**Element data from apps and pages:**
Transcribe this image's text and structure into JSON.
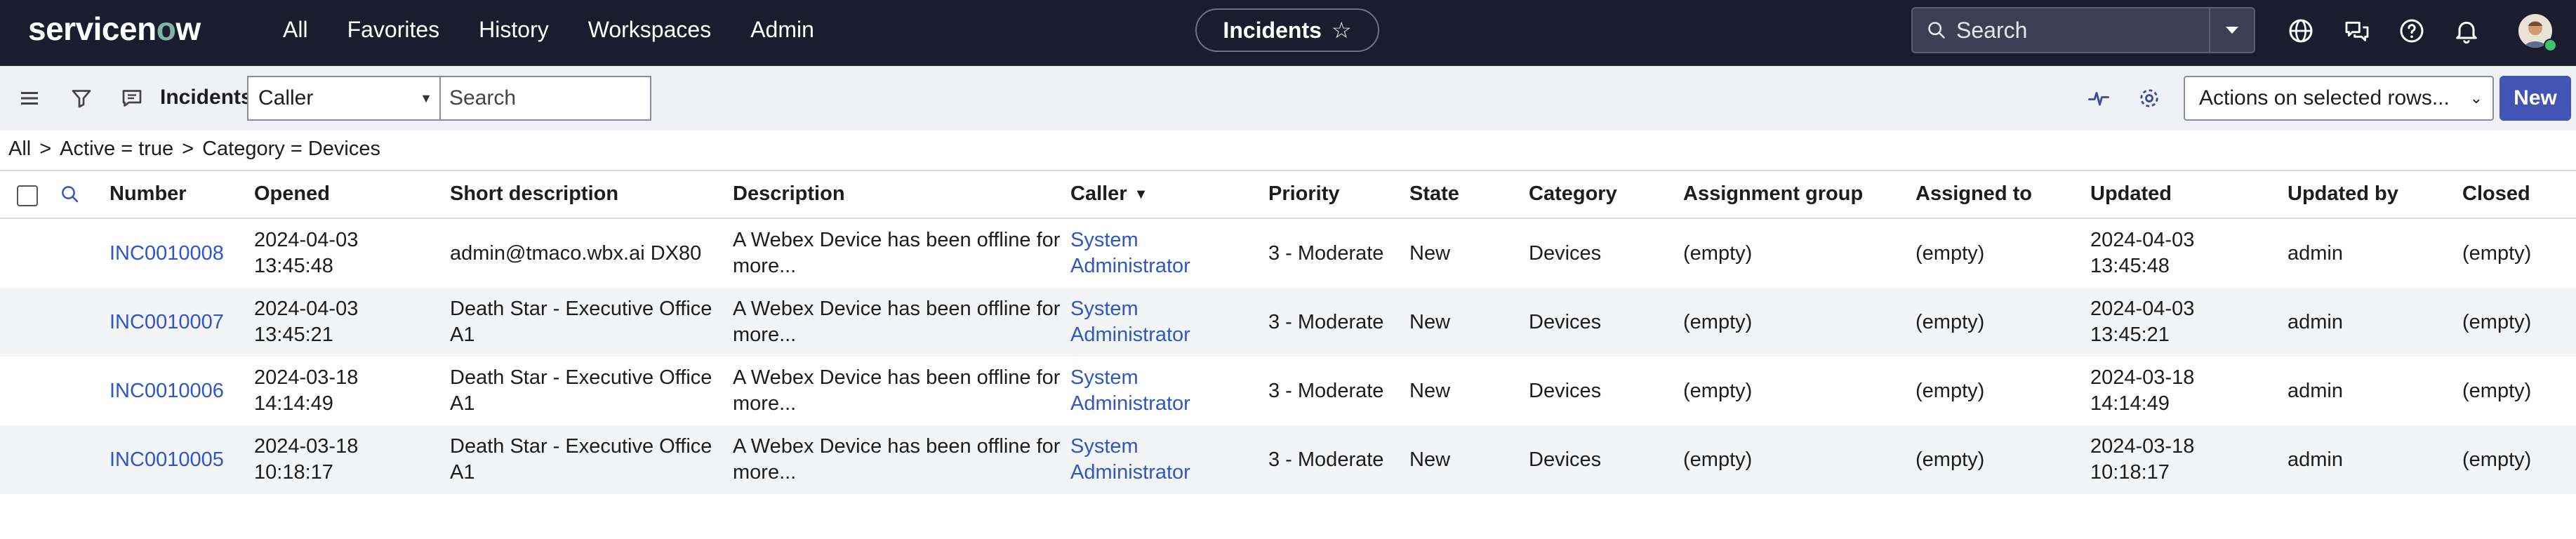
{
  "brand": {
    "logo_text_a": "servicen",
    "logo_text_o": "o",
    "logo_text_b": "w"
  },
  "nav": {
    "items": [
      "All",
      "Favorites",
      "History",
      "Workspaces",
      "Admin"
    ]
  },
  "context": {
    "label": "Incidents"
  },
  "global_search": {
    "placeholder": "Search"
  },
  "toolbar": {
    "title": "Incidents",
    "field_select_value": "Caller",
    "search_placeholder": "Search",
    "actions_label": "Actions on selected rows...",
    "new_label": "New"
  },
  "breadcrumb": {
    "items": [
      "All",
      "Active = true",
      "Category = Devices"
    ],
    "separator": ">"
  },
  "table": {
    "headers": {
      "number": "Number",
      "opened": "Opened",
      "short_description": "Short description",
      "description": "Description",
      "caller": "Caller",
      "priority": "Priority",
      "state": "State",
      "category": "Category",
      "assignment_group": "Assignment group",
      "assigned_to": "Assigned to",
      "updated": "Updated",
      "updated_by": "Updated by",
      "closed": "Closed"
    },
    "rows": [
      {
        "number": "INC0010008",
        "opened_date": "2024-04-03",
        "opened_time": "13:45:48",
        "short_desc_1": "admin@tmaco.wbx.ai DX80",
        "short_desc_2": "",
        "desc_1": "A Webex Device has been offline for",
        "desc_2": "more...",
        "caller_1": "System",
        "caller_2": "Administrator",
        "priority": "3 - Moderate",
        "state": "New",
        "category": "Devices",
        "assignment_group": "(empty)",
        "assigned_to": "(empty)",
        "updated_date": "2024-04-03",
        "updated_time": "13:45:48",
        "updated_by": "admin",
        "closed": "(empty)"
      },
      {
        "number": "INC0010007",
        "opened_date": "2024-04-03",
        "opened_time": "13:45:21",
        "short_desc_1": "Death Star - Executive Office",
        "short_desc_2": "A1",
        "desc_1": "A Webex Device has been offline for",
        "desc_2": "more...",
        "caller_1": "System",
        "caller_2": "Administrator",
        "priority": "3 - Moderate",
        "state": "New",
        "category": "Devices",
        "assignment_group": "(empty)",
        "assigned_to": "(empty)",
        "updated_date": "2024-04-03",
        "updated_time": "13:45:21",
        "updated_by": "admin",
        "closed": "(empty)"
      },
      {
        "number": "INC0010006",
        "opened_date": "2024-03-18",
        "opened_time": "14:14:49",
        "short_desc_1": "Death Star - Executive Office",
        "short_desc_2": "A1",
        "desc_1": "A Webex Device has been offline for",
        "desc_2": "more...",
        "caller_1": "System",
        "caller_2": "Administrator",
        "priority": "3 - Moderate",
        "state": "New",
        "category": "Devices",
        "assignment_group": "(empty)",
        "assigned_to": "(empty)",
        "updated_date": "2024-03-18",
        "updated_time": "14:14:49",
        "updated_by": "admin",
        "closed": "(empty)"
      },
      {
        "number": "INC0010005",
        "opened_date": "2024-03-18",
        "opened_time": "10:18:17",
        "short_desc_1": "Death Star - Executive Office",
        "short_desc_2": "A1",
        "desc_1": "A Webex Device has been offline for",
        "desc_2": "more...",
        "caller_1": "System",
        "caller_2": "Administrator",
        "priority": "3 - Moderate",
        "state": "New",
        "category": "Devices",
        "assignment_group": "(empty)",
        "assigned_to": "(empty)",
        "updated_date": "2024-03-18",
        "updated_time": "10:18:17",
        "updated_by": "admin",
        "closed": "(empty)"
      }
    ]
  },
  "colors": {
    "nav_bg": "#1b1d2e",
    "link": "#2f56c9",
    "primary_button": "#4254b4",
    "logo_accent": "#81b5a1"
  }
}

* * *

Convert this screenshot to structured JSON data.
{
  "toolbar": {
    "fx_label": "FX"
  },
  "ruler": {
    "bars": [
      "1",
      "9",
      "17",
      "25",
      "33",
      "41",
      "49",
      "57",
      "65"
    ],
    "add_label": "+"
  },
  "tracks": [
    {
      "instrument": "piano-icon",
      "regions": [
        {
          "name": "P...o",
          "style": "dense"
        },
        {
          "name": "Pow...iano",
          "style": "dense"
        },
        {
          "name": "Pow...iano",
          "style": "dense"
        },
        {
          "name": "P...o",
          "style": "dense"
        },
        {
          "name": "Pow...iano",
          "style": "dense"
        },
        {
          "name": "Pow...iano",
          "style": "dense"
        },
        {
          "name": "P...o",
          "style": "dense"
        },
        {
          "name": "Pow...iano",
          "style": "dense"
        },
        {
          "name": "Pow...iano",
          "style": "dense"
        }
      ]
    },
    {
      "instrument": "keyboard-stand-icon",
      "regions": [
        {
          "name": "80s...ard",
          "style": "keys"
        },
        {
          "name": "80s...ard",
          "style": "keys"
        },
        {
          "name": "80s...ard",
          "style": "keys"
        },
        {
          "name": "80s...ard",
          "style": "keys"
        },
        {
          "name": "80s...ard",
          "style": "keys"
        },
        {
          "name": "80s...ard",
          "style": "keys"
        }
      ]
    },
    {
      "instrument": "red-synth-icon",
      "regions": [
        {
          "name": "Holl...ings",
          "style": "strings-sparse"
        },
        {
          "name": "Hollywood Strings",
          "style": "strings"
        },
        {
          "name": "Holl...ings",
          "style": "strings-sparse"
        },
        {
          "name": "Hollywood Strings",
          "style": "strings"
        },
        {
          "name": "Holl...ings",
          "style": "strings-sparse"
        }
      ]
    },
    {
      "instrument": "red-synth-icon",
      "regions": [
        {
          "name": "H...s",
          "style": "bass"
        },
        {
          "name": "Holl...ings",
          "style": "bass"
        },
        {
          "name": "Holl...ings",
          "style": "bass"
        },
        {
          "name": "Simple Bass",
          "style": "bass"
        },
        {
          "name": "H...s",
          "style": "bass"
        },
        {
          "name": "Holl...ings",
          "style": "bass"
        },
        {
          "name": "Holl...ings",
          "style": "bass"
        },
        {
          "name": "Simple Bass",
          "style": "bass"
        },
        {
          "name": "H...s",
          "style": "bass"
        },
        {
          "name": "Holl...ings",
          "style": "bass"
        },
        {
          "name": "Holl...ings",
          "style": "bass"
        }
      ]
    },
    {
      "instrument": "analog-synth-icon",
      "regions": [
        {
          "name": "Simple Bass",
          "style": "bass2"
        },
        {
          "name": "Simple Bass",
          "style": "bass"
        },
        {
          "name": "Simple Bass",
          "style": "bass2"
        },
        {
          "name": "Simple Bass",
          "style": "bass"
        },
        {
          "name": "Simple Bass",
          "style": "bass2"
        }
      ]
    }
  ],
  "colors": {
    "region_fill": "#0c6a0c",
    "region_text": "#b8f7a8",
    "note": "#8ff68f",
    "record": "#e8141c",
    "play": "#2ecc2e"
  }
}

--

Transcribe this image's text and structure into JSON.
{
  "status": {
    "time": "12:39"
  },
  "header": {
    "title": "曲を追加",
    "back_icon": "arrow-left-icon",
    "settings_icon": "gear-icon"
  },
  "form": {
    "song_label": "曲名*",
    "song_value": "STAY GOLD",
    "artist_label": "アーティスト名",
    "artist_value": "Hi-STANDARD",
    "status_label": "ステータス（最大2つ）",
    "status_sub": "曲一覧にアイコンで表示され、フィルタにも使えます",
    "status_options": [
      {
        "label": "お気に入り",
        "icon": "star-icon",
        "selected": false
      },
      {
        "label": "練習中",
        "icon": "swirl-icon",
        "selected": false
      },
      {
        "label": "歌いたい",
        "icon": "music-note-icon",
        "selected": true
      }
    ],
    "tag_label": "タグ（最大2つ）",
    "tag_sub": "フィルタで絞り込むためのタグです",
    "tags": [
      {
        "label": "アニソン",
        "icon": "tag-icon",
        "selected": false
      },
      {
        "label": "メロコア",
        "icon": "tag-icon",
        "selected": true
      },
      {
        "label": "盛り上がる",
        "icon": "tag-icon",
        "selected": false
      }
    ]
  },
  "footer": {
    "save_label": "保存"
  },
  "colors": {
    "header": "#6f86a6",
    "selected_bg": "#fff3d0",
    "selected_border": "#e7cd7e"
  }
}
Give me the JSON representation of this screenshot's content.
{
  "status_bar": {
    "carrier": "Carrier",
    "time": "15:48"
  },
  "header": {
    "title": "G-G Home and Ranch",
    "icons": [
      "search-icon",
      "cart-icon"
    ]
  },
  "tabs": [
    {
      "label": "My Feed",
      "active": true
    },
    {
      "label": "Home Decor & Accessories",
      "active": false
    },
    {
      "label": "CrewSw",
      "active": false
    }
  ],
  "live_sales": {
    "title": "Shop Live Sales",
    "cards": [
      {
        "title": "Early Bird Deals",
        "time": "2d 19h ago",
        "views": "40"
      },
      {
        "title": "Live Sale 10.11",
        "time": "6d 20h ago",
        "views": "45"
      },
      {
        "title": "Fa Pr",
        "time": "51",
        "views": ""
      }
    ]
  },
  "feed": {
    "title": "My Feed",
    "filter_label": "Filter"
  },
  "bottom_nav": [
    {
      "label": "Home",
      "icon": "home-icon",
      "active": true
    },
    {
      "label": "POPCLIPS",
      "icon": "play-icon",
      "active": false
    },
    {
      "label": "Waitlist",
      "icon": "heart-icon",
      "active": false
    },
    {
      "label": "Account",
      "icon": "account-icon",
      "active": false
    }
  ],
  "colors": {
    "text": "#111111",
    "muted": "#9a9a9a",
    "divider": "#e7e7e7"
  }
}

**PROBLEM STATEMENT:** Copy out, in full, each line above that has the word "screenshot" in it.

**ANSWER BOX:**
Convert this screenshot to structured JSON data.
Give me the JSON representation of this screenshot's content.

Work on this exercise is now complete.